Problem to solve
Within the entries below, count the lines that hold the string "JSON" and give only that number.

** Opening Information supplied block **

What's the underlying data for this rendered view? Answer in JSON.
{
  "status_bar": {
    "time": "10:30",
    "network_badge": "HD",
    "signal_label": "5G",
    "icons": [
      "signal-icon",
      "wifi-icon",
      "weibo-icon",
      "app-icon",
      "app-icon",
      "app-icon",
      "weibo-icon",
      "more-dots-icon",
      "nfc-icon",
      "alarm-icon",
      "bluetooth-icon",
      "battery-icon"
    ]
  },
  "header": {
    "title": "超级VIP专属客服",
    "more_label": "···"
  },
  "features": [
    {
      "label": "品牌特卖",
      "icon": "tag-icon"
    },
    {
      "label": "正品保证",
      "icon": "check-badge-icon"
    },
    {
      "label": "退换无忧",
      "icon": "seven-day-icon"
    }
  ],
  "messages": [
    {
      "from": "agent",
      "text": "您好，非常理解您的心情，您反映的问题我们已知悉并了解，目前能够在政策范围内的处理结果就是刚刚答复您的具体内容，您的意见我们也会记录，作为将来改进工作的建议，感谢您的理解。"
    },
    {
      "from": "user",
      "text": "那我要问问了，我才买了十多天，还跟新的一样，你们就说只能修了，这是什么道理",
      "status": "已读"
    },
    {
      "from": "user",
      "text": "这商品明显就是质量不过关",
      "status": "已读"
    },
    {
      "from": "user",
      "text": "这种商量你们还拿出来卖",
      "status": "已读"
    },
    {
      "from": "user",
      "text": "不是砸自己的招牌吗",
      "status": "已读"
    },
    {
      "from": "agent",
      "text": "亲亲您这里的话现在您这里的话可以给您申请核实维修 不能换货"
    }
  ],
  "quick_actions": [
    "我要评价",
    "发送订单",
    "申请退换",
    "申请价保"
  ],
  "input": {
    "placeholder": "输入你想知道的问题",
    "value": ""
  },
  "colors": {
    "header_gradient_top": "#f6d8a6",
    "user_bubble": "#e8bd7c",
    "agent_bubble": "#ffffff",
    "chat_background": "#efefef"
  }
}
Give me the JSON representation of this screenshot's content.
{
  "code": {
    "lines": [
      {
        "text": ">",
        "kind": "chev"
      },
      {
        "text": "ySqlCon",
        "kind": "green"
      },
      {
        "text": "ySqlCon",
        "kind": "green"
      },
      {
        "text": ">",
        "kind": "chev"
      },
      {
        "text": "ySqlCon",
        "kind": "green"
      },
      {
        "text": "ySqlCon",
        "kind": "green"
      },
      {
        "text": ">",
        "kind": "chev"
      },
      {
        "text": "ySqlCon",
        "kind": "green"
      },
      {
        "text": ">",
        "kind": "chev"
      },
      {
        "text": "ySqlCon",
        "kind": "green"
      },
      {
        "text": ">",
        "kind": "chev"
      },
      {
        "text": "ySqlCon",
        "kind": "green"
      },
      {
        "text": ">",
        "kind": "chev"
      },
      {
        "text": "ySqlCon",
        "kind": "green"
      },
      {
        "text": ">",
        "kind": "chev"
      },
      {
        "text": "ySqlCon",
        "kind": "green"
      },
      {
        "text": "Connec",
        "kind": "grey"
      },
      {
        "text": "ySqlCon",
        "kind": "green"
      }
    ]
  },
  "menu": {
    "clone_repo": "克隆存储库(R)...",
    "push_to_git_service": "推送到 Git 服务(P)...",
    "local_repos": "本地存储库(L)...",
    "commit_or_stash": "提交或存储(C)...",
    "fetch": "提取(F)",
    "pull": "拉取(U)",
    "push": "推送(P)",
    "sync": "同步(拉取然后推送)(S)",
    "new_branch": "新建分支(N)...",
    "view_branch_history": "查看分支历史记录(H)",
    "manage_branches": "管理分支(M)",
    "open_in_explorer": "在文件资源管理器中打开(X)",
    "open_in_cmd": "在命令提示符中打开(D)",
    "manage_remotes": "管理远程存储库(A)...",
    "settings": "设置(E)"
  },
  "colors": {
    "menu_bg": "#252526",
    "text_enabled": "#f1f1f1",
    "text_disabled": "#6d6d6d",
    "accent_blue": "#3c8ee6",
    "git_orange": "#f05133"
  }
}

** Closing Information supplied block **

Expected answer
2